There’s a brief firefight, and the unfortunate Charles is bashed off the edge by Booker before the preacher flees on an overhead set of rails called the ‘skyline’. Booker drinks from an abandoned bottle marked ‘Murder of Crows’ to gain the power used by the preacher, setting up the one-two punch combat familiar to the series. This time around, the powers seem less like a fistful of lightning and more like a screenful. They are more sensory weapons as well, seeming to change the whole tenor of a scene visually and aurally – though whether this is simply inspired art direction or a key part of their utility is unclear. The promise of BioShock’s weapon set was one of experimentation, one that was never truly realised unless the player forced it. What the concept could do in this huge play area with destructible, floating buildings is a mouthwatering proposition.
DeWitt soon finds his way to a bar, and a fight – but one that only begins after the patrons have considered him for a few tense moments, which is a subtle touch. He shows off another power, levitating a shotgun from an assailant’s grip, turning it around in the air and blasting the man’s face, before pulling the gun into his own hands. The fight spills outside, Elizabeth turns up, you fry the remainder in an electric storm aided by the lady, who’s exhausted from her effort, and then the big man shows up.

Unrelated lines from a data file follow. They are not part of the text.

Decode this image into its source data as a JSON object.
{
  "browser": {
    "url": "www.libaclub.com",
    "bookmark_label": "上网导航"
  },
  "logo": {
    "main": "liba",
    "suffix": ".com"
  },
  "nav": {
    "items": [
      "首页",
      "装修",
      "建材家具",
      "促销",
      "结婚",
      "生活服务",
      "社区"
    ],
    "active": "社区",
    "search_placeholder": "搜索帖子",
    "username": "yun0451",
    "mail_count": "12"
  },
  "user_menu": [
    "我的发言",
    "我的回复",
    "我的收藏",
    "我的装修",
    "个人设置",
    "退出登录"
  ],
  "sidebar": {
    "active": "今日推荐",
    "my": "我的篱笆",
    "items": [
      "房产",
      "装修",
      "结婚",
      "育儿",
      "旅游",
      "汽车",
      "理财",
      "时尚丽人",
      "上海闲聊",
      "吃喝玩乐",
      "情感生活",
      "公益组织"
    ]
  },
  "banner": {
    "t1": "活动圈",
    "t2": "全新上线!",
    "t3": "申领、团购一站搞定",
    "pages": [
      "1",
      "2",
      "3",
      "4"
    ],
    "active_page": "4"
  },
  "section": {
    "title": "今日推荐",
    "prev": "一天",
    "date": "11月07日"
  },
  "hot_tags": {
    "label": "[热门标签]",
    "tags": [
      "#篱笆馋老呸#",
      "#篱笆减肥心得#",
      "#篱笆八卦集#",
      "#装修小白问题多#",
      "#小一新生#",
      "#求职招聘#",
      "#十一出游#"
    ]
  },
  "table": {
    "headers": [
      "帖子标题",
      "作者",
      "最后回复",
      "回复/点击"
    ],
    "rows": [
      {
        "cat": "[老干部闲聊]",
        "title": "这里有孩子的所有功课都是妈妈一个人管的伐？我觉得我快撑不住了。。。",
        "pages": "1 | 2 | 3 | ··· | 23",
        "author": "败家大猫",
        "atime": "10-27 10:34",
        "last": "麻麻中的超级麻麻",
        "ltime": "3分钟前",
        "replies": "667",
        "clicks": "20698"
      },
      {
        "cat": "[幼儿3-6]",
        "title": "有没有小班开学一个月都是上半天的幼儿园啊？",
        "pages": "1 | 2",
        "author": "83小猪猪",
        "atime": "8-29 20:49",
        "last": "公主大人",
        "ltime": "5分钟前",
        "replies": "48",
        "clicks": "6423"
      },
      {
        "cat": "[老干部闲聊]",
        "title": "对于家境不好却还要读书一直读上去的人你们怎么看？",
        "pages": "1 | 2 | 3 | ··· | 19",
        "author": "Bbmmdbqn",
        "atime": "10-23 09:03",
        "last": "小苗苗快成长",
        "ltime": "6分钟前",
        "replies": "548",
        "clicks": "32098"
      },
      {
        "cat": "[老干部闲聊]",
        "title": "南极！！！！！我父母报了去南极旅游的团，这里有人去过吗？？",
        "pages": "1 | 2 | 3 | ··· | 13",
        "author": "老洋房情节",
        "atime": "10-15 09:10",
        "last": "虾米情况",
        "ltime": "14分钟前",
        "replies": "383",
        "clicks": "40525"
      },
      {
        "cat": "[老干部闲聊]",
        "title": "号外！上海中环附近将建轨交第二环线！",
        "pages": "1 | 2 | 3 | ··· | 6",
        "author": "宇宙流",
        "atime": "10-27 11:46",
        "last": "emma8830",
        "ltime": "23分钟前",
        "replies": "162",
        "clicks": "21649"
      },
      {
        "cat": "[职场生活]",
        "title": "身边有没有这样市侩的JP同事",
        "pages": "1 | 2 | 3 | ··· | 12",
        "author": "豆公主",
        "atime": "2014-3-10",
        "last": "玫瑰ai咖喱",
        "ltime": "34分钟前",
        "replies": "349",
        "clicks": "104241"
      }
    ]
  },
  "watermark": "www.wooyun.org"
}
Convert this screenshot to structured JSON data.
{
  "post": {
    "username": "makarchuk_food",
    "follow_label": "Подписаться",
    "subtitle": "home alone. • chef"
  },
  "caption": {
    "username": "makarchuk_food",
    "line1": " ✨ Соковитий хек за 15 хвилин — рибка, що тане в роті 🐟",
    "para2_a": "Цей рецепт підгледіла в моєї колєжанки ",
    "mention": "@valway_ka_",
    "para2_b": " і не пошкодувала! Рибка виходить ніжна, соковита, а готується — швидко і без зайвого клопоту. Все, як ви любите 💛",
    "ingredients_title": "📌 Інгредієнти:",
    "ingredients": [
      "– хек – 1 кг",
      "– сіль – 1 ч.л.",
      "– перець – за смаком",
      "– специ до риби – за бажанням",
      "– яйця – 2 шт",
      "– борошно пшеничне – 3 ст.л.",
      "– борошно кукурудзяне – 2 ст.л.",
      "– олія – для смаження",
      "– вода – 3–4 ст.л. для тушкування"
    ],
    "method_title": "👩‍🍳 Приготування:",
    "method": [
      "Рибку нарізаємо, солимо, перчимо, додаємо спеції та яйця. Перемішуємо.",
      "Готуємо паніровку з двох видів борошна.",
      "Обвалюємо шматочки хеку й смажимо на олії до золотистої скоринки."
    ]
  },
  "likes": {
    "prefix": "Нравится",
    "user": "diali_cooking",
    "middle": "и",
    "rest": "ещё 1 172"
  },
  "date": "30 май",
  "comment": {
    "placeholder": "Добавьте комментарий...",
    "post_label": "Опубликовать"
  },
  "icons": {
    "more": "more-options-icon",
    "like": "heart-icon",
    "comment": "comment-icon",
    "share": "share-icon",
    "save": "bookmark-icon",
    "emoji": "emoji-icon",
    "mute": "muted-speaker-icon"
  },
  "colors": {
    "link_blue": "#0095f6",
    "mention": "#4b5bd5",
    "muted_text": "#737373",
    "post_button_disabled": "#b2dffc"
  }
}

The Big Daddy figure this time around is currently referred to as the ‘alpha’ or ‘handyman’. The porcelain fingers of his giant hand are a terrifying replacement for the Big Daddy’s more straightforward drill, and where there should be a face there’s instead what looks like a heart, fed by or feeding metal tubes that suspend it in space. The dysmorphia and weird combo of biology and rivets is bad enough; the intelligence implied by sadism and the intricate animation is terrifying.